#### Records supplied

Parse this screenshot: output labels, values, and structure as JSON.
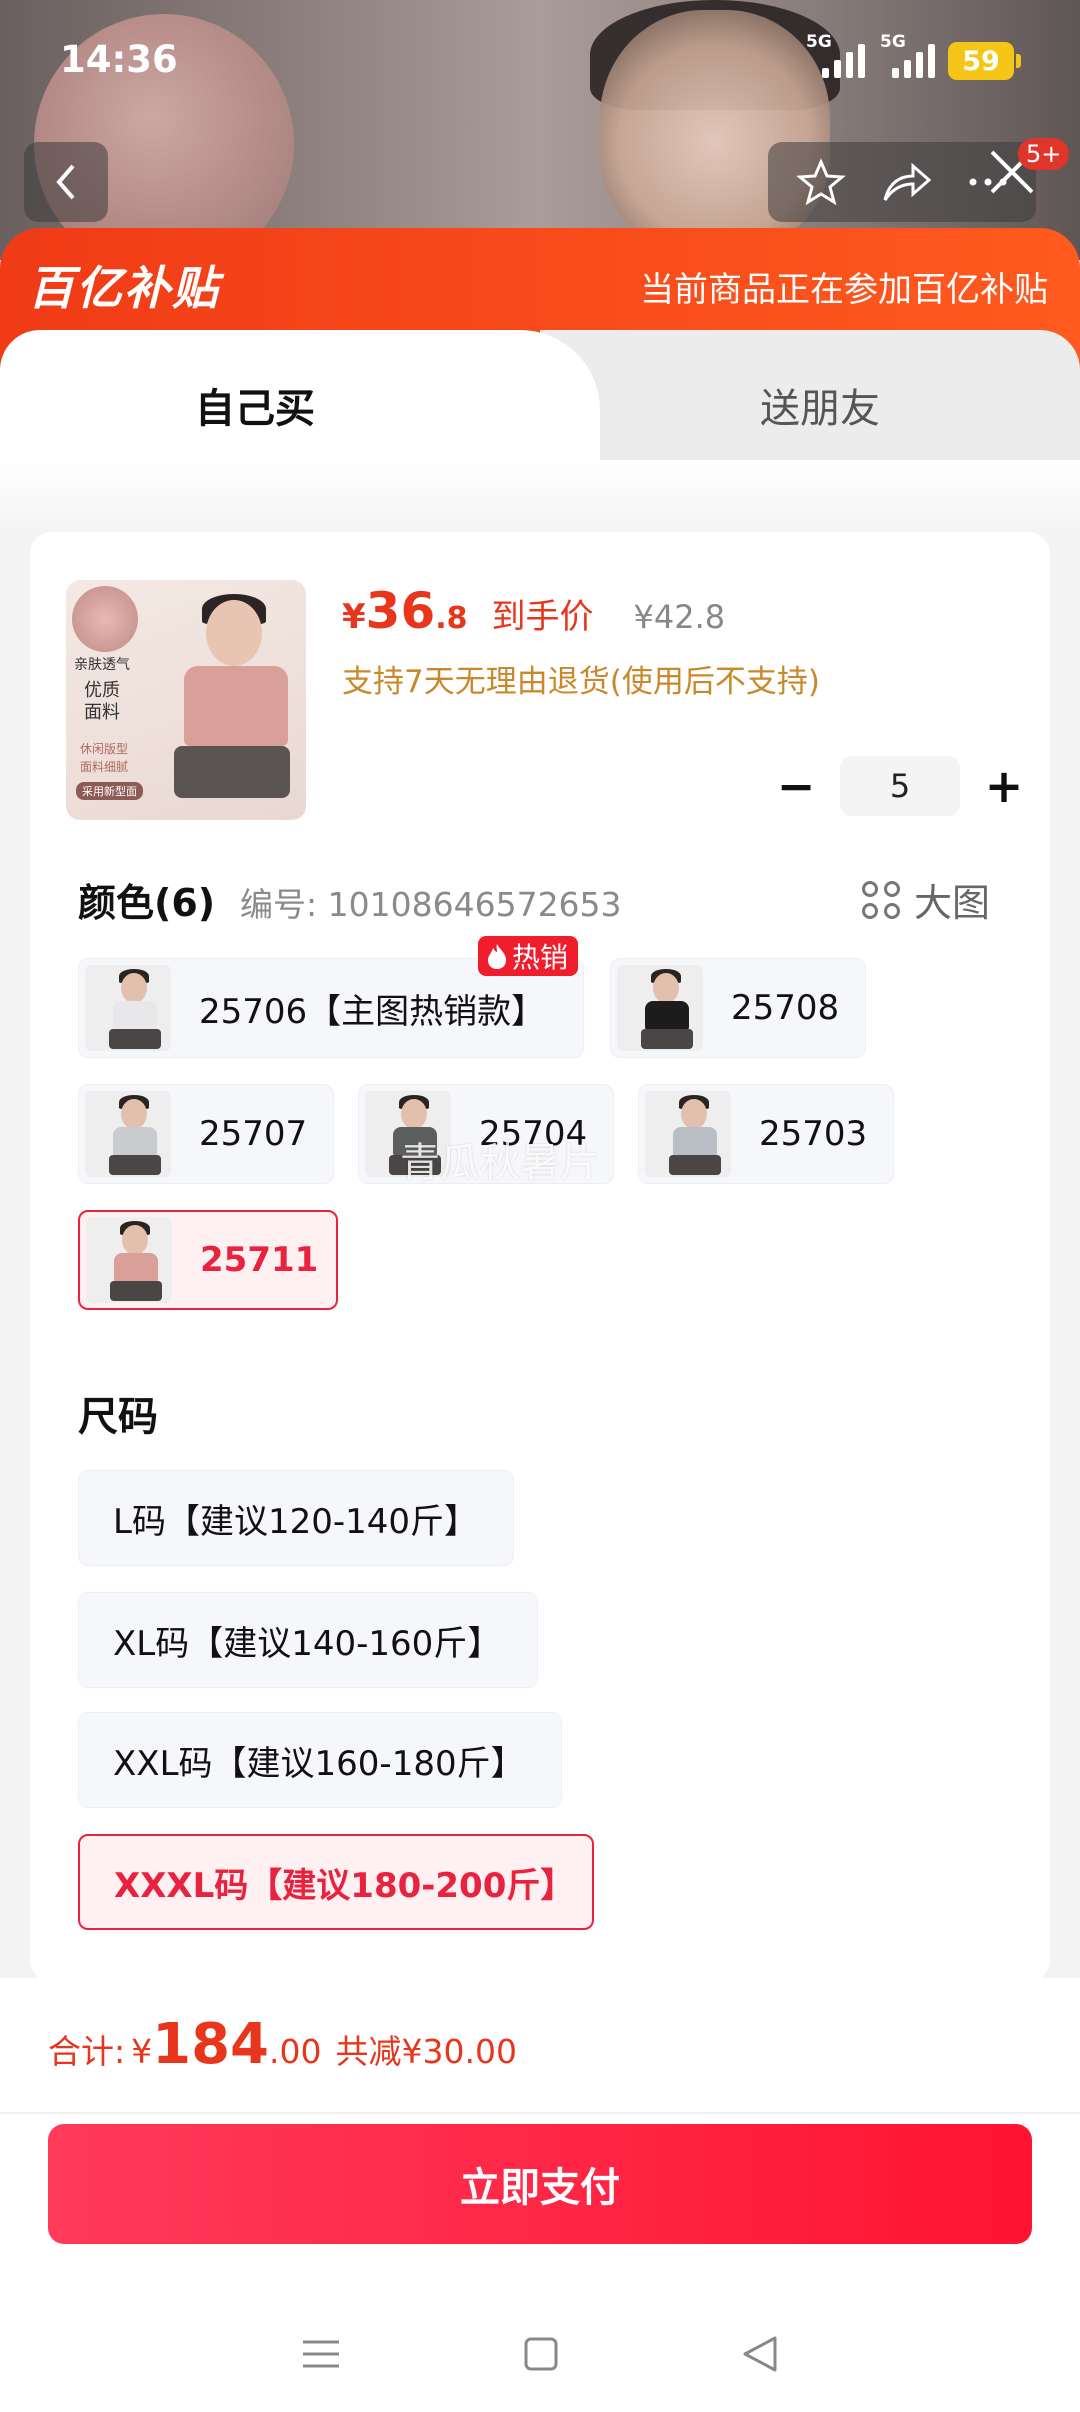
{
  "status_bar": {
    "time": "14:36",
    "network1": "5G",
    "network2": "5G",
    "battery": "59"
  },
  "header": {
    "notification_badge": "5+"
  },
  "banner": {
    "logo": "百亿补贴",
    "note": "当前商品正在参加百亿补贴"
  },
  "tabs": [
    {
      "label": "自己买",
      "active": true
    },
    {
      "label": "送朋友",
      "active": false
    }
  ],
  "product": {
    "thumb_text": {
      "line1": "亲肤透气",
      "line2": "优质",
      "line3": "面料",
      "line4": "休闲版型",
      "line5": "面料细腻",
      "line6": "采用新型面"
    },
    "price_yen": "¥",
    "price_int": "36",
    "price_dec": ".8",
    "price_label": "到手价",
    "original_price": "¥42.8",
    "return_note": "支持7天无理由退货(使用后不支持)"
  },
  "quantity": {
    "minus": "−",
    "value": "5",
    "plus": "+"
  },
  "color_section": {
    "title": "颜色(6)",
    "sku": "编号: 10108646572653",
    "big_pic_label": "大图",
    "hot_tag": "热销",
    "options": [
      {
        "label": "25706【主图热销款】",
        "shirt_color": "#e8e8ea",
        "selected": false
      },
      {
        "label": "25708",
        "shirt_color": "#1c1c1c",
        "selected": false
      },
      {
        "label": "25707",
        "shirt_color": "#c9cbce",
        "selected": false
      },
      {
        "label": "25704",
        "shirt_color": "#5d5f5f",
        "selected": false
      },
      {
        "label": "25703",
        "shirt_color": "#b9bec5",
        "selected": false
      },
      {
        "label": "25711",
        "shirt_color": "#d99f99",
        "selected": true
      }
    ]
  },
  "watermark": "青瓜秋暑片",
  "size_section": {
    "title": "尺码",
    "options": [
      {
        "label": "L码【建议120-140斤】",
        "selected": false
      },
      {
        "label": "XL码【建议140-160斤】",
        "selected": false
      },
      {
        "label": "XXL码【建议160-180斤】",
        "selected": false
      },
      {
        "label": "XXXL码【建议180-200斤】",
        "selected": true
      }
    ]
  },
  "footer": {
    "total_label": "合计:",
    "total_yen": "¥",
    "total_int": "184",
    "total_dec": ".00",
    "total_save": "共减¥30.00",
    "pay_button": "立即支付"
  },
  "colors": {
    "accent": "#e9223f",
    "price": "#e8361c",
    "banner": "#f03b16",
    "note": "#c9892b"
  },
  "icons": [
    "back-icon",
    "star-icon",
    "share-icon",
    "more-icon",
    "close-icon",
    "fire-icon",
    "grid-icon",
    "menu-icon",
    "home-icon",
    "back-triangle-icon"
  ]
}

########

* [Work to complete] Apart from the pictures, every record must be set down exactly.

* [Expected answer]
Parse this screenshot: output labels, values, and structure as JSON.
{
  "status_bar": {
    "time": "14:36",
    "network1": "5G",
    "network2": "5G",
    "battery": "59"
  },
  "header": {
    "notification_badge": "5+"
  },
  "banner": {
    "logo": "百亿补贴",
    "note": "当前商品正在参加百亿补贴"
  },
  "tabs": [
    {
      "label": "自己买",
      "active": true
    },
    {
      "label": "送朋友",
      "active": false
    }
  ],
  "product": {
    "thumb_text": {
      "line1": "亲肤透气",
      "line2": "优质",
      "line3": "面料",
      "line4": "休闲版型",
      "line5": "面料细腻",
      "line6": "采用新型面"
    },
    "price_yen": "¥",
    "price_int": "36",
    "price_dec": ".8",
    "price_label": "到手价",
    "original_price": "¥42.8",
    "return_note": "支持7天无理由退货(使用后不支持)"
  },
  "quantity": {
    "minus": "−",
    "value": "5",
    "plus": "+"
  },
  "color_section": {
    "title": "颜色(6)",
    "sku": "编号: 10108646572653",
    "big_pic_label": "大图",
    "hot_tag": "热销",
    "options": [
      {
        "label": "25706【主图热销款】",
        "shirt_color": "#e8e8ea",
        "selected": false
      },
      {
        "label": "25708",
        "shirt_color": "#1c1c1c",
        "selected": false
      },
      {
        "label": "25707",
        "shirt_color": "#c9cbce",
        "selected": false
      },
      {
        "label": "25704",
        "shirt_color": "#5d5f5f",
        "selected": false
      },
      {
        "label": "25703",
        "shirt_color": "#b9bec5",
        "selected": false
      },
      {
        "label": "25711",
        "shirt_color": "#d99f99",
        "selected": true
      }
    ]
  },
  "watermark": "青瓜秋暑片",
  "size_section": {
    "title": "尺码",
    "options": [
      {
        "label": "L码【建议120-140斤】",
        "selected": false
      },
      {
        "label": "XL码【建议140-160斤】",
        "selected": false
      },
      {
        "label": "XXL码【建议160-180斤】",
        "selected": false
      },
      {
        "label": "XXXL码【建议180-200斤】",
        "selected": true
      }
    ]
  },
  "footer": {
    "total_label": "合计:",
    "total_yen": "¥",
    "total_int": "184",
    "total_dec": ".00",
    "total_save": "共减¥30.00",
    "pay_button": "立即支付"
  },
  "colors": {
    "accent": "#e9223f",
    "price": "#e8361c",
    "banner": "#f03b16",
    "note": "#c9892b"
  },
  "icons": [
    "back-icon",
    "star-icon",
    "share-icon",
    "more-icon",
    "close-icon",
    "fire-icon",
    "grid-icon",
    "menu-icon",
    "home-icon",
    "back-triangle-icon"
  ]
}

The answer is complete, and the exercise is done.